iPhone 8 camera settings

Preserve camera settings. Go to Settings > Photos & Camera, then tap Preserve Settings. You can preserve Camera Mode and Photo Filter settings so they’re not reset when you next open Camera. You can also preserve Live Photo settings on devices that support Live Photos.

Take a screenshot. To capture what’s displayed on your screen, simultaneously press and release the Sleep/Wake and Home buttons. The screenshot is added to the Photos tab in Photos, and you can also view it in the Screenshots album or All Photos album (if you’re using iCloud Photo Library).

How to Use iPhone 8 Smart Camera

To use iPhone 8 Smart Camera auto exposure and face detection when you’re taking a photo, a rectangle may briefly appear to indicate where the automatic exposure is set. When you photograph people, face detection balances the exposure across many faces. A rectangle appears for each face detected. Your iPhone 8 smart camera communicates with smartphones and tablets, so you can send photos and videos wirelessly via MobileLink. Select one photo or all, press copy and send ? not as a message link or an attachment file but directly, all while retaining the same high quality image without conversion or compression. It’s so simple, fast, and easy to share

Lock the focus and exposure. Exposure is automatic, but you can set the exposure manually for the next shot by tapping an object or area on the screen. To lock the exposure and focus, touch and hold until the rectangle pulses. The screen indicates when exposure and focus are locked. Take as many photos as you want. When you tap the screen again, exposure and focus unlock, and the automatic settings and face detection turn back on.

Remember, tapping the screen sets the focus and the exposure, and face detection is temporarily turned off.

Adjust the exposure. Tap to see the Adjust Exposure button next to the exposure rectangle, then slide up or down to adjust the exposure.
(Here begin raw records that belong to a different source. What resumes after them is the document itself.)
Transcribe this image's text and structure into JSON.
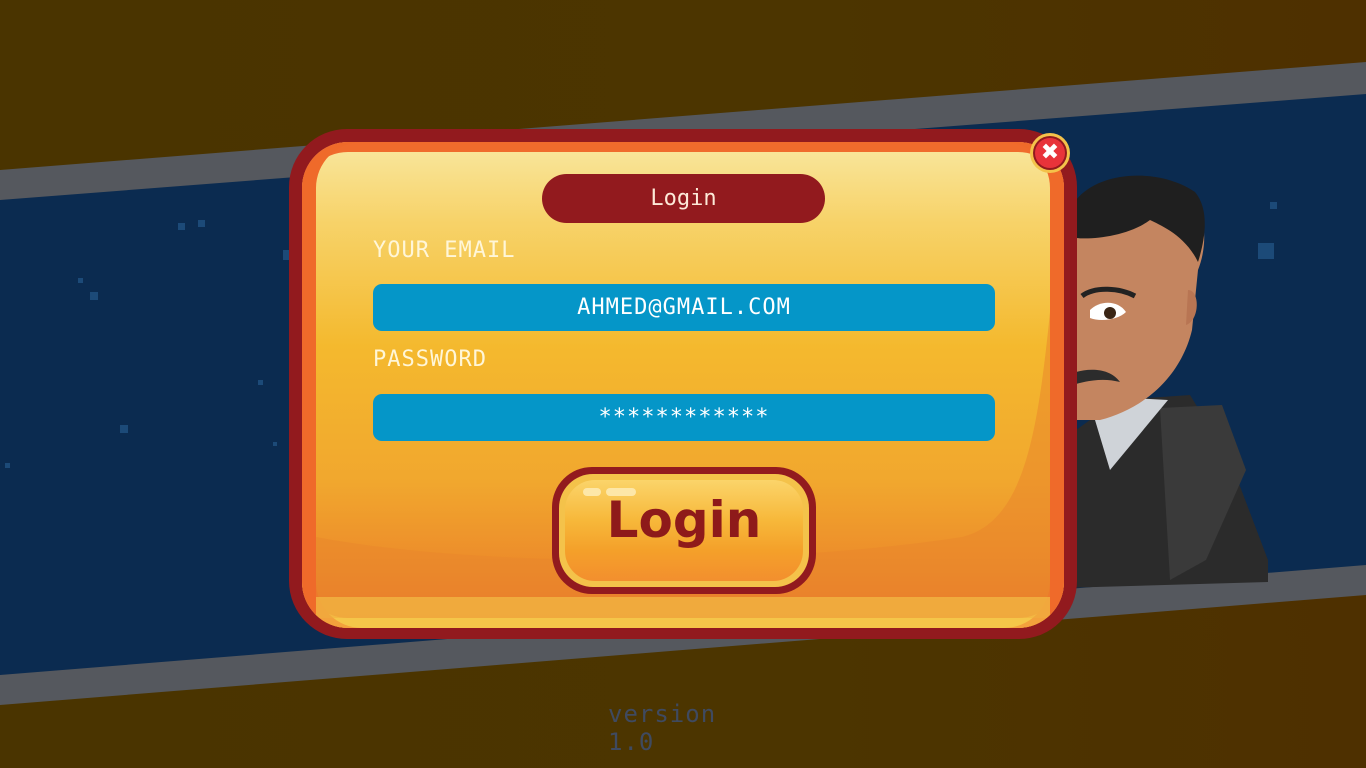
{
  "modal": {
    "title": "Login",
    "email_label": "YOUR EMAIL",
    "email_value": "AHMED@GMAIL.COM",
    "password_label": "PASSWORD",
    "password_value": "************",
    "login_button": "Login",
    "close_glyph": "✖"
  },
  "footer": {
    "version": "version 1.0"
  },
  "icons": {
    "close": "close-icon",
    "character": "character-portrait"
  },
  "colors": {
    "frame": "#921a1e",
    "field": "#0596c8",
    "background": "#4a3400",
    "band_dark": "#0a2a4f"
  }
}
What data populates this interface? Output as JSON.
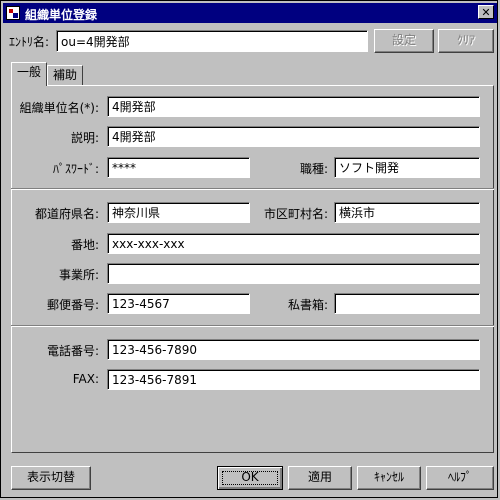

Turn the flash on or off. Tap the Flash button. The True Tone flash on the back of iPhone also provides extra light when you need it. To use it as a flashlight, swipe up from the bottom of any screen, then tap the Flashlight button in Control Center

How to shoot with the telephoto lens in low light

If you're shooting in a dark room, you won't be able to officially use Portrait mode — there's just not enough light for the effect to work properly. But you can still use Portrait mode to take a low-light snap with the telephoto lens (in the normal Photo mode, it'll default to a digitally-zoomed wide-angle shot if there's not enough light): Just line up your shot and take a snap, even if the Depth Effect isn't live.

You won't get the nice artificial blur that comes with the Depth Effect, but you'll still get a low-light portrait — though it may not be the nicest shot in the world. (There's a reason Apple automatically switches to the wide-angle in Photo mode.) With no OIS and such a small aperture, it simply wasn't built to do that. For now, if you want to experiment with third-party apps and shooting telephoto, you're best off doing it in brightly-lit areas, or using a stabilizer of some sort.